Jane Austen’s Pride and Prejudice is probably one of the subtlest and smartest critiques of the way women like Elizabeth Bennett - self-possessed, opinionated, well-read, passionate - were portrayed in the media in the late 18th and early 19th century. A young, ‘over’-educated woman with opinions of her own was probably the most derided figure in the medium, soundly mocked as utterly self-deluded, ugly, undesirable, raised by fools and liked only by fools; at best she’d end up eventually repenting all her previous opinions and meekly settling down to spinsterhood, at worst she’d end up dying tragically by the end of the novel whilst its real heroine, a stereotypical feminine angel, married happily having surrendered herself entirely to her husband. Pride and Prejudice turned this formula on its head, making Elizabeth the desirable heroine because of her opinions, her education, her self-possession, and fiercely criticising the idea that a woman who gives up her entire self to (the idea of) a man/a marriage, can ever be truly happy (see, Mrs Bennett, and Charlotte, even Lydia).
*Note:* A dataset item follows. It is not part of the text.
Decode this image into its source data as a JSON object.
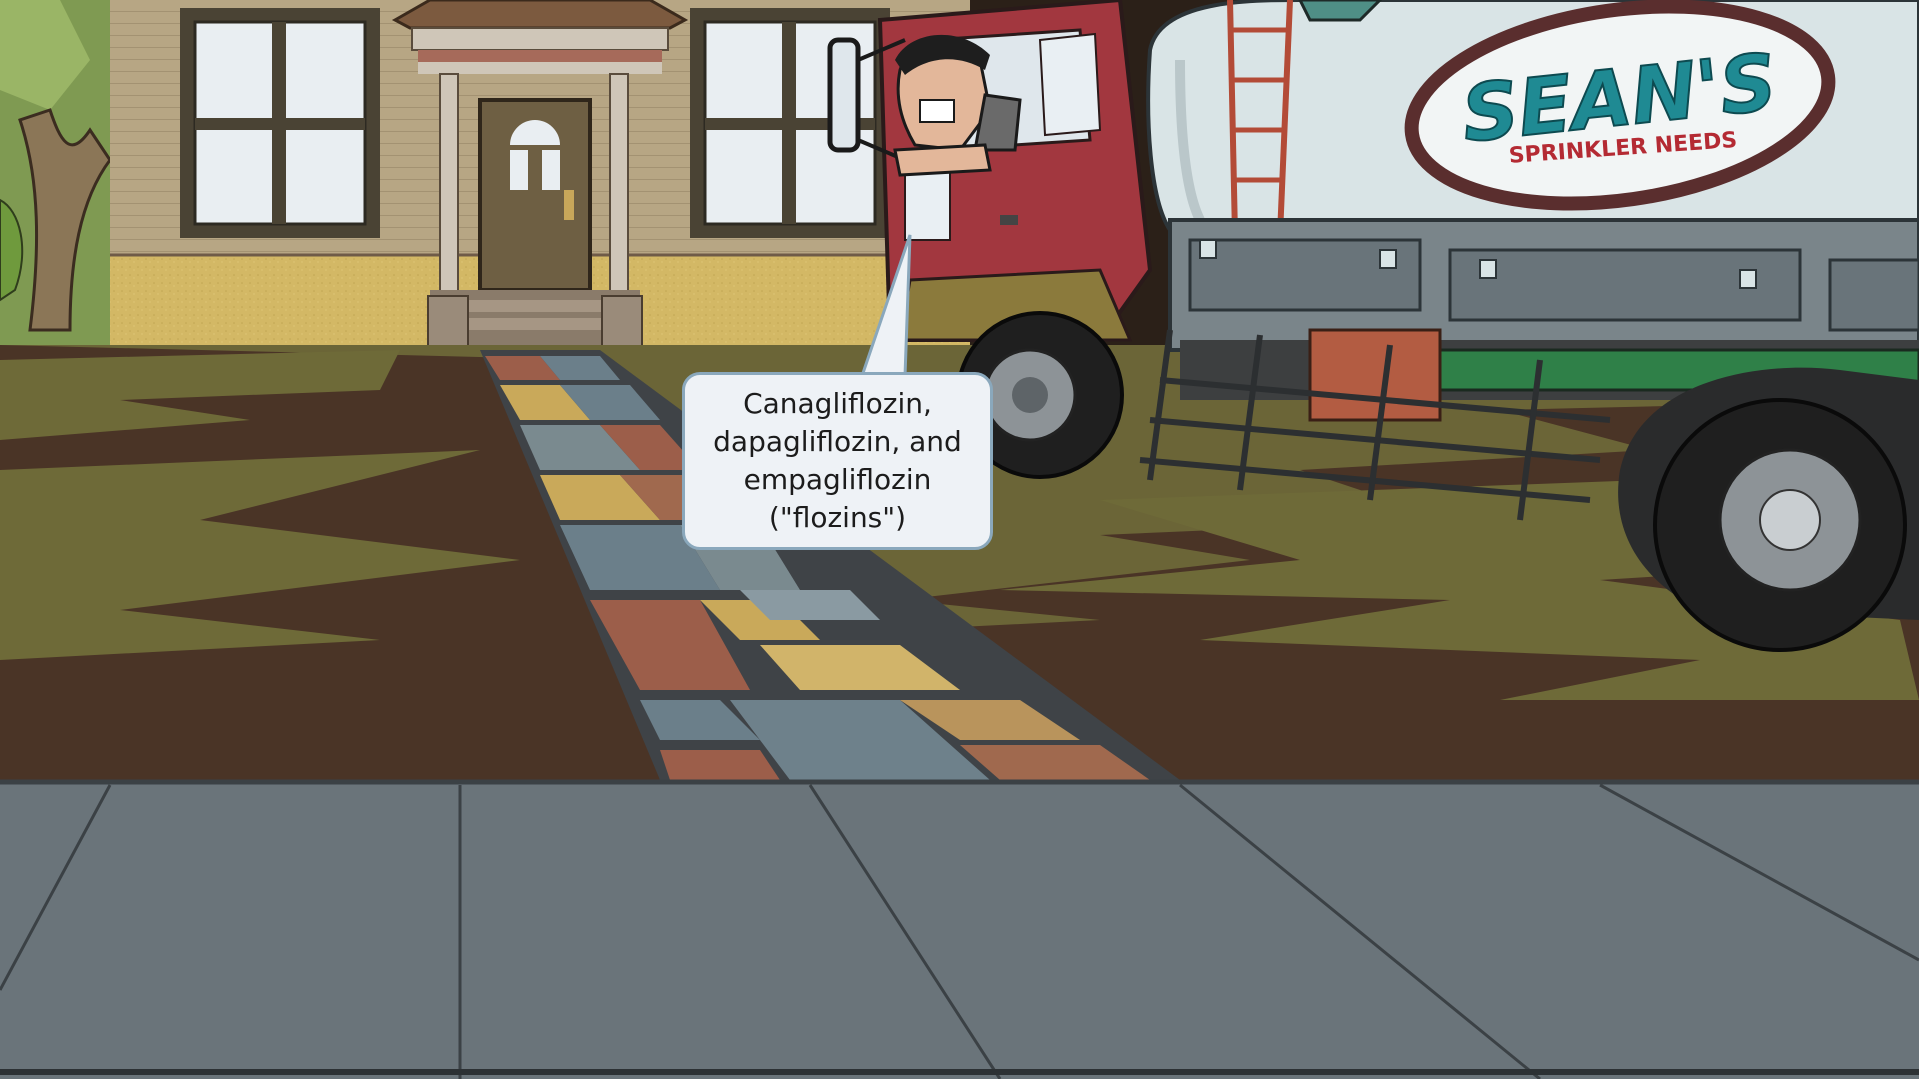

In essence, the original, great romance novelists of the late 18th and early 19th century, were doing their best to engage with and subvert the problems they saw for women in particular in the world around them, especially in the ‘pop culture’ of the age, commentating in the only medium available to them. The current generation are interested only in pandering to popular culture, not taking it apart and shaking it up and calling out its bullshit - and therein lies the problem.